The world's largest journalists' group, the International Federation of Journalists, has welcomed the announcement from the World Intellectual Property Organization that a new Copyright Treaty covering rights on the internet has been adopted by enough countries to come into force early next year.
"This major treaty brings international copyright agreements up to date with the changes in the digital age", said Aidan White, General Secretary of the IFJ.
However, the IFJ is still looking for improvement in international authors' rights policy, particularly to bring international standards more into line with European Union law. "The European Union countries have, through the directive on copyright and related rights in the Information Age, backed a policy line that strengthens the control that creators have over the use of their work," says the IFJ. "And this should provide a model for a new international framework for authors' rights."
WIPO announced that through Gabon's signature thirty countries have ratified the new copyright treaty and it will now take effect in March 2002. WIPO said two more signatures are required for the Performances and Phonograms Treaty, an allied agreement.
Countries signing the treaties have to provide the creators with a basic framework of rights, allowing them to control and be compensated for the use of their creations by others. The treaties ensure that right holders will be effectively protected when their works are disseminated over the Internet.
"At a European level, the battle between the Anglo-American system and the continental authors' rights system, which favors creators' interests, has been decided in favor of the creators," said Aidan White, "we want the same recognition at international level."

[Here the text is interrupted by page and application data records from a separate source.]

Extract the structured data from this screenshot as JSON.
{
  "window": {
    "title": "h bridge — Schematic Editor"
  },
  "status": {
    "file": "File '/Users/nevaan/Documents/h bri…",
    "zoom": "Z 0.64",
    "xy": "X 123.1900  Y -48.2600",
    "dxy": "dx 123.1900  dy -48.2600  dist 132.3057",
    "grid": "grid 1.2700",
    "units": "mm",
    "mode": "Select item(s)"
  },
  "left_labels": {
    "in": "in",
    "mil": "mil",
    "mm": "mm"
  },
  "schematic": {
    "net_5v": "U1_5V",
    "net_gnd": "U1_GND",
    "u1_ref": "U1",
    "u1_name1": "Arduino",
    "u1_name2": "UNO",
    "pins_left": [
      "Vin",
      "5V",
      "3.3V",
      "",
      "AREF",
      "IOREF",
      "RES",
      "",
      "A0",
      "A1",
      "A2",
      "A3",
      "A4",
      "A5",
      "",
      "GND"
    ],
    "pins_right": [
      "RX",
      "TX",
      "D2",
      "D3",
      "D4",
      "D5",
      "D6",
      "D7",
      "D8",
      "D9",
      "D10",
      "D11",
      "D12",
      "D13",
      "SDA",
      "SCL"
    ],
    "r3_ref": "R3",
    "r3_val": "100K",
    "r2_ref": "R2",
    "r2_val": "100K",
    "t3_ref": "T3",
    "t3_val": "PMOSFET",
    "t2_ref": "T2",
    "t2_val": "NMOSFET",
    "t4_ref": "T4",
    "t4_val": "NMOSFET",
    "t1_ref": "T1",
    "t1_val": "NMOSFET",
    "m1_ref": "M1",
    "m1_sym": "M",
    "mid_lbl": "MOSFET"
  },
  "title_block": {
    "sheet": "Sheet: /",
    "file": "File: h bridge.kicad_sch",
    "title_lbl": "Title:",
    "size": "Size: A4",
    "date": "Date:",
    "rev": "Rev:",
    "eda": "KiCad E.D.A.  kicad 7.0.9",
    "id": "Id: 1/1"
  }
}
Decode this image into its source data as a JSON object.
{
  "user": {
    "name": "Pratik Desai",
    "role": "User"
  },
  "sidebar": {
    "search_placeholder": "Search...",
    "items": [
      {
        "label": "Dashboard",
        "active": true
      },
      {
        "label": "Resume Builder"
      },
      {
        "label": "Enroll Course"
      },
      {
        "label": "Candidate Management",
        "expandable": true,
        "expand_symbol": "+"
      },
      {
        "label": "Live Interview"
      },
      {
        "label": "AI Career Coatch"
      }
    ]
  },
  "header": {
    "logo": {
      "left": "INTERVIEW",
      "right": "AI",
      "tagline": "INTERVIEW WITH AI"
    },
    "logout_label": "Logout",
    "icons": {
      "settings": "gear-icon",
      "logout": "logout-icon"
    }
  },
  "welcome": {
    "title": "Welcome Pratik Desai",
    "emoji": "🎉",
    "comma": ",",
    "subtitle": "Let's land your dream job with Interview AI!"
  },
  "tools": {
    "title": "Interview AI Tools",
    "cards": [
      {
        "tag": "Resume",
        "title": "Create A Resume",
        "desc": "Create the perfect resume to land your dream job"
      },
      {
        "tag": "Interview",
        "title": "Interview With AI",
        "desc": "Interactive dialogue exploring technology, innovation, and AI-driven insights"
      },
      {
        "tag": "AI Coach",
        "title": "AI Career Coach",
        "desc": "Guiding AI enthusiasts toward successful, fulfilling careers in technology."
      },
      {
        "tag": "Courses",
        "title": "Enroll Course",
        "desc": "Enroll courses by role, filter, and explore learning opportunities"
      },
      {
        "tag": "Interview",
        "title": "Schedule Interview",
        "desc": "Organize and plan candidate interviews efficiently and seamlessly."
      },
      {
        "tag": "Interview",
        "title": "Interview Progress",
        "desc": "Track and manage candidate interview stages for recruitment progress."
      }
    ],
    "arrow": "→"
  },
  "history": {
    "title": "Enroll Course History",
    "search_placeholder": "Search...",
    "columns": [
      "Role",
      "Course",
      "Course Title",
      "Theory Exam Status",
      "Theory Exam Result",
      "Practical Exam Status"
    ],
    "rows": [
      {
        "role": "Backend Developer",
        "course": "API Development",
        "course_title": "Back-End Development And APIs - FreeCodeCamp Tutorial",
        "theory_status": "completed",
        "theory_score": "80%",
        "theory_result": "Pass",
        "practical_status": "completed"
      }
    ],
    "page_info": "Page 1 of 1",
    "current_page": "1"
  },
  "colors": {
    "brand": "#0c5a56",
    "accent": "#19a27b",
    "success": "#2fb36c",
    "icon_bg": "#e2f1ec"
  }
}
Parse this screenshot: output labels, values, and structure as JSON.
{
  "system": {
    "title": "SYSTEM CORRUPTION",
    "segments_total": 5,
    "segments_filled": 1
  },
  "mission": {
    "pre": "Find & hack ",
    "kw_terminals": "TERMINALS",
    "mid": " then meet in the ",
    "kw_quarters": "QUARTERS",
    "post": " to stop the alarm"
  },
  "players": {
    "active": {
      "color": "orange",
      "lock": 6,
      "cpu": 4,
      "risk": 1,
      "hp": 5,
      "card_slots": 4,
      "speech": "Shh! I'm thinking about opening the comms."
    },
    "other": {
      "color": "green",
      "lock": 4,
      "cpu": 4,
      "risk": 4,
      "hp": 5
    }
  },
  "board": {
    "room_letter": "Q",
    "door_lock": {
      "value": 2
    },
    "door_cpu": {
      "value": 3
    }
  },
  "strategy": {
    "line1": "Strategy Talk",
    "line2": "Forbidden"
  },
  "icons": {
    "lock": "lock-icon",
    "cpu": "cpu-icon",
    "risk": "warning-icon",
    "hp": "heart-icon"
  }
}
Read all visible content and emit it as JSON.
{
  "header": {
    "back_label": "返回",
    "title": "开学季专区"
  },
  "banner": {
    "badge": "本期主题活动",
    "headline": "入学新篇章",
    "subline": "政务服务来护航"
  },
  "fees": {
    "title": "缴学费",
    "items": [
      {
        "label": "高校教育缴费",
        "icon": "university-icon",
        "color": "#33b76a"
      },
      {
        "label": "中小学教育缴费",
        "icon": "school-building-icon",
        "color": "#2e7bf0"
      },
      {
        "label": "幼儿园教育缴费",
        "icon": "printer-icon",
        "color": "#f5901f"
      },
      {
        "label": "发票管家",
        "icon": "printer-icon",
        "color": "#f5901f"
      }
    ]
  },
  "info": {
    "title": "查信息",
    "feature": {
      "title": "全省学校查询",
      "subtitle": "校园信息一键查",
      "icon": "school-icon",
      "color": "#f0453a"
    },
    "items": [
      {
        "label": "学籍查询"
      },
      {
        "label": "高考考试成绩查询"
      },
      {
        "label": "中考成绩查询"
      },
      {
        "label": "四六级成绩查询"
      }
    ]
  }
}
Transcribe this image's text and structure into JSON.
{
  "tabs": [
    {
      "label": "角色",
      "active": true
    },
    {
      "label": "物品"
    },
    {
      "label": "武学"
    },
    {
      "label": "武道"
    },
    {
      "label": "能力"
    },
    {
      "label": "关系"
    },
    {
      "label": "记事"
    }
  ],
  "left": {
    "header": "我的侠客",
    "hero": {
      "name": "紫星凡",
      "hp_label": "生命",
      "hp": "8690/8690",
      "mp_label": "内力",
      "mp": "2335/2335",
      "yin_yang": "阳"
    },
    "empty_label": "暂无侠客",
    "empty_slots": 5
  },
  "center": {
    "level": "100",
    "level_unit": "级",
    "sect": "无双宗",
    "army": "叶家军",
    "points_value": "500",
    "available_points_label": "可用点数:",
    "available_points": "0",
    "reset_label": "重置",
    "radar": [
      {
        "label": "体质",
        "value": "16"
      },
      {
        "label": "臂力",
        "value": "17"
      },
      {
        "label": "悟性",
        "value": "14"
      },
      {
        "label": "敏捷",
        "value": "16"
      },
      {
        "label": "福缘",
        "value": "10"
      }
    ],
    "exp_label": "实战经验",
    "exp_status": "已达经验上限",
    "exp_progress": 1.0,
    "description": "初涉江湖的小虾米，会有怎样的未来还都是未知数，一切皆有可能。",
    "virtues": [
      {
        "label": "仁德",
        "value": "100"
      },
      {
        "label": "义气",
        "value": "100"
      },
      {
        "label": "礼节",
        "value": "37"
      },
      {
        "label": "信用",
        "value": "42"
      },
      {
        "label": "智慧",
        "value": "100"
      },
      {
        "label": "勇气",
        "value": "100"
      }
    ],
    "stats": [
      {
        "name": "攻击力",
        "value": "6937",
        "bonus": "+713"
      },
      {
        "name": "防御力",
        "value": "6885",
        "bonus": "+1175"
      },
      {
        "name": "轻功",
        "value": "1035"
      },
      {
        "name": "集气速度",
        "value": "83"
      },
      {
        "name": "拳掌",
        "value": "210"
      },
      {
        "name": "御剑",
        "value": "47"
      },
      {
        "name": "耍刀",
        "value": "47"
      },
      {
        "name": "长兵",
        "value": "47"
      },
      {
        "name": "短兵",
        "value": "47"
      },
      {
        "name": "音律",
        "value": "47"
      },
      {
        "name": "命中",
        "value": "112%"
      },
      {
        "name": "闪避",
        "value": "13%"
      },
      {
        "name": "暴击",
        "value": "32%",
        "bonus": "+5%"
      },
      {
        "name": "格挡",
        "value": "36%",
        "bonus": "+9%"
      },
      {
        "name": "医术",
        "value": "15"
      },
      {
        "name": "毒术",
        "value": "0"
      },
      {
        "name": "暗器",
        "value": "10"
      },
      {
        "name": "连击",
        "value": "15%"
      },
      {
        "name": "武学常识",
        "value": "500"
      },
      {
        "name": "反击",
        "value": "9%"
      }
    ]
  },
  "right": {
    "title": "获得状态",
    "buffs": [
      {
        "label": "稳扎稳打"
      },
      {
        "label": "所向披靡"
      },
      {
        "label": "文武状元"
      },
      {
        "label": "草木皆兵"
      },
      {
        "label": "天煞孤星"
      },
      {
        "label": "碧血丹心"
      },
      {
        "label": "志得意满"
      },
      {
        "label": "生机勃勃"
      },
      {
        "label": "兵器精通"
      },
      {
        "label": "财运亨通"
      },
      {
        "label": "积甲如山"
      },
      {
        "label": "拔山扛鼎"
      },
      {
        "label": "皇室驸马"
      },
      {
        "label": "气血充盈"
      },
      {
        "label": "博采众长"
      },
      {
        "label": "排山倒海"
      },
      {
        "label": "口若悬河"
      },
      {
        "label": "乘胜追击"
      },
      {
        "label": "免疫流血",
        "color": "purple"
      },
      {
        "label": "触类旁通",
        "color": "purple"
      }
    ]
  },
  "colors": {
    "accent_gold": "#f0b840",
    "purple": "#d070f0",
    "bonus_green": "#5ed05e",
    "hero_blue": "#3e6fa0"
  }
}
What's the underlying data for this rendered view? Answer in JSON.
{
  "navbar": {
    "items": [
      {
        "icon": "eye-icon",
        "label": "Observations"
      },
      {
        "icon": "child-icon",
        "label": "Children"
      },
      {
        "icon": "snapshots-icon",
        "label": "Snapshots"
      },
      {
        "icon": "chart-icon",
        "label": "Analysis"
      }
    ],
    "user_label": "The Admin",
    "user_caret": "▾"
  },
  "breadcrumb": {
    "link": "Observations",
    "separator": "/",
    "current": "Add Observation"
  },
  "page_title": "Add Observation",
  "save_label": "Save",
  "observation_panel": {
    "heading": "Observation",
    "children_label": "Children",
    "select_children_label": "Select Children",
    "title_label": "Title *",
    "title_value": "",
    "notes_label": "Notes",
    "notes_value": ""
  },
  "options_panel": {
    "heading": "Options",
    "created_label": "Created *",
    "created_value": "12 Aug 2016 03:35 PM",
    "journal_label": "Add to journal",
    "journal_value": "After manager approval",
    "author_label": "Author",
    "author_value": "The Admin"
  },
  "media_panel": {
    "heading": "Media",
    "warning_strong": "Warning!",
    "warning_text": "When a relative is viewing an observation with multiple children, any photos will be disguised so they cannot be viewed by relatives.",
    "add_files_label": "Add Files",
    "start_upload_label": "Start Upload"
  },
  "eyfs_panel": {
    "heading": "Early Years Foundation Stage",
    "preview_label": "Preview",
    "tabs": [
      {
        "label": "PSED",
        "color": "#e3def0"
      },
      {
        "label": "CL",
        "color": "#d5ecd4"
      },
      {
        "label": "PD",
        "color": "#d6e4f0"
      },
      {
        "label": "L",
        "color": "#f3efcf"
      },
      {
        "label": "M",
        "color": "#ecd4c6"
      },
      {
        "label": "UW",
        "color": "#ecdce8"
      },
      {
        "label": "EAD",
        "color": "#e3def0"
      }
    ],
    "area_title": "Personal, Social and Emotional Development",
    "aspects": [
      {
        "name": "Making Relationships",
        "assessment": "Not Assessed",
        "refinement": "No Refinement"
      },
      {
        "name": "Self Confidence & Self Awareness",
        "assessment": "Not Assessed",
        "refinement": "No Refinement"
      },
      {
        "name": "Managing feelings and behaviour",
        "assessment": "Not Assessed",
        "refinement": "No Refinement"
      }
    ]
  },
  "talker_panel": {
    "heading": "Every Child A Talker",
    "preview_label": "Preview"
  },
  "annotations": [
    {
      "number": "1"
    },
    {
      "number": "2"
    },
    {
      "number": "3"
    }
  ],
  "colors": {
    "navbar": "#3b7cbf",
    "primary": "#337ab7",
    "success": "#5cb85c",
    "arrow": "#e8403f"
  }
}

The IFJ has launched a worldwide campaign "Authors' Rights for All" which gathers best practices from all over the world and informs authors (especially journalists) about their rights.